"Mr. Johnson, I think you need to talk to your class about pencil bullying," a district office representative explains to me.
"Can you elaborate on this?"
"Well, there was an incident where a student pinned up a note on the wall of another students' home."
"Was the wall private or public?"
"It was private, I suppose. But the point is that it was a clear act of pencil bullying."
"So, what would you like me to do about it?" I ask.
"Talk to your class about the severity of pencil bullying. Let them know that this type of behavior will not be tolerated."
Zero tolerance. Bad behavior.
We're missing the point. Our lack of tolerance and militaristic mindset is part of what causes bullying. When we fail to create a safe space for children, bullying increases. Furthermore, our obsession with behavior rather than the human condition only enhances the problem, because it fails to question why students choose to bully other students.
Is it the social capital they gain? Is it their own insecurity? Is it what they have seen modeled for them? Is it the result of being bullied?

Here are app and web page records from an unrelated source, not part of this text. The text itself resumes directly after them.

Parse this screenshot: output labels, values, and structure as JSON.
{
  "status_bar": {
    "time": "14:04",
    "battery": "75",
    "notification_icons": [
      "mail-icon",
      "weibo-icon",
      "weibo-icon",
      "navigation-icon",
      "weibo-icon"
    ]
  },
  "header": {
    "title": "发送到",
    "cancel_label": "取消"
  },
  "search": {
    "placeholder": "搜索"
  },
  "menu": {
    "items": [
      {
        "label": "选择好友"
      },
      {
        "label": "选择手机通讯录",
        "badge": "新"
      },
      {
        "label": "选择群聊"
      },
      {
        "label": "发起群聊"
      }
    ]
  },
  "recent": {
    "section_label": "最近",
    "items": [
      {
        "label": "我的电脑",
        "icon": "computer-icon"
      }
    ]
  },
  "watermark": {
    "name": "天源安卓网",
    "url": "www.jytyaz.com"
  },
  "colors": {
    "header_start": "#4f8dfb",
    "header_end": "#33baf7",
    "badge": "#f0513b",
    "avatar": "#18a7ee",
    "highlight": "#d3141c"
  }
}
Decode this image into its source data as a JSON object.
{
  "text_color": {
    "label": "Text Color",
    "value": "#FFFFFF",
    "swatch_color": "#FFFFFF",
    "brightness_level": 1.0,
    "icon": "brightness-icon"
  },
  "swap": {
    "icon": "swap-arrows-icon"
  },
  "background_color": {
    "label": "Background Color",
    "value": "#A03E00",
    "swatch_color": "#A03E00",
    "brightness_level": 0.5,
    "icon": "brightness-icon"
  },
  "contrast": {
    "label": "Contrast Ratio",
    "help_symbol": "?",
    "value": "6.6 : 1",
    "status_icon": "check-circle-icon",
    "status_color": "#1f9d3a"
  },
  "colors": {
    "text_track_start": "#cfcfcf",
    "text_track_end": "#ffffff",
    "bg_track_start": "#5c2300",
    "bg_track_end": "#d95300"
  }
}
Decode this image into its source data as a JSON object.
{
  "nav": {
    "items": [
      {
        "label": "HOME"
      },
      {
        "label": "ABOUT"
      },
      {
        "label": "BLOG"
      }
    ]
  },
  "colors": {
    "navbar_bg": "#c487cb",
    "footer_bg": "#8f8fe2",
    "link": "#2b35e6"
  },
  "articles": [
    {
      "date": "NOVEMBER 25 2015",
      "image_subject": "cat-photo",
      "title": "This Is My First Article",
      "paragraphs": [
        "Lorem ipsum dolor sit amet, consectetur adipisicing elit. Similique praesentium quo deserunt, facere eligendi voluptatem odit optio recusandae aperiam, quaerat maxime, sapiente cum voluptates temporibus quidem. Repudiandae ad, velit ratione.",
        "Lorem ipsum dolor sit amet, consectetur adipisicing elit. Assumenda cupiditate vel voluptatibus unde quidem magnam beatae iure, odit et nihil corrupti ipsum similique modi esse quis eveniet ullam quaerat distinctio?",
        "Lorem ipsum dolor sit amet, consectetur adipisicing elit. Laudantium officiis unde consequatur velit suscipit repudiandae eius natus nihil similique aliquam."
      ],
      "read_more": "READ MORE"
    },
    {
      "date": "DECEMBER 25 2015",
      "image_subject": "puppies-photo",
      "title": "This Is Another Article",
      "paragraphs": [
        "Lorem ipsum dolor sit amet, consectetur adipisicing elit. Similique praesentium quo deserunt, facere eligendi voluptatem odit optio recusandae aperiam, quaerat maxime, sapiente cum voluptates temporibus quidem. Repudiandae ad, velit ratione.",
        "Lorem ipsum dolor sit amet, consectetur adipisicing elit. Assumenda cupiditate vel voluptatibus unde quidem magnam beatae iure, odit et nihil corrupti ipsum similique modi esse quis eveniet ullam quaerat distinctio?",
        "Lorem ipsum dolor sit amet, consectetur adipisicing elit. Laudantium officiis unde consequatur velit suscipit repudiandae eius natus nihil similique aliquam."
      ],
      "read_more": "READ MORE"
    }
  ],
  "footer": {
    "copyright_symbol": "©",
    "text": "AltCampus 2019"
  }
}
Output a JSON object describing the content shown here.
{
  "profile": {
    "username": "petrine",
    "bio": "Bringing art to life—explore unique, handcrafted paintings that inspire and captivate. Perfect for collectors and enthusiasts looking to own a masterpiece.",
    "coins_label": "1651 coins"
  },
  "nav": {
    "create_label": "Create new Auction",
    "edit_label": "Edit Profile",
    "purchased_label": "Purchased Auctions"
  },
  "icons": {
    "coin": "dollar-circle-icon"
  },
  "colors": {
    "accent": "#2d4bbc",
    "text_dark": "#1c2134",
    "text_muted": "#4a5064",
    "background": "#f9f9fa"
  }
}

I don't have the answers to any of those questions. However, I do know one thing: bullying is not a result of pencils. Yes, a public note can amplify the bullying. Yet, information spread verbally is just as devastating. A rumor can move just as quickly as a pencil-based message. However, it doesn't have a paper trail, making it stickier and more organic.
What if pencils do not change bullying so much as help us see that it is a part of the reality of childhood? What if the paper trail is now the collective voice of all the students who live in fear on a daily basis? Is it possible that bullying is not a new trend so much as it is a part of our public memory that we have deliberately forgotten in order to perpetuate a myth of the innocence of childhood? What if the deeper reality is that humankind can be dark, even at an early age?
Perhaps the answer isn't a classroom chat about pencil etiquette. Instead, the answer might be that we truly ask what it means to be human and what it means to love one another in the context of community. Instead of obsessing over pen pal networks and sharpened pencils, we might want to think about the nature of humanity and the darkness that we all share.
As I leave his office, he hands me a stack of fliers and a curriculum for pencil bullying entitled "Let's Erase Bullying." It has a smiling pencil giving a thumbs up. I'm doubtful that peppy propaganda will change things. I'm skeptical that Zero Tolerance will fix it as well. In fact, I don't have the answers on how to fix it at all, but I suspect it might be more simple and more complex than we imagine. It might just be that the only solution to "pencil bullying" is love.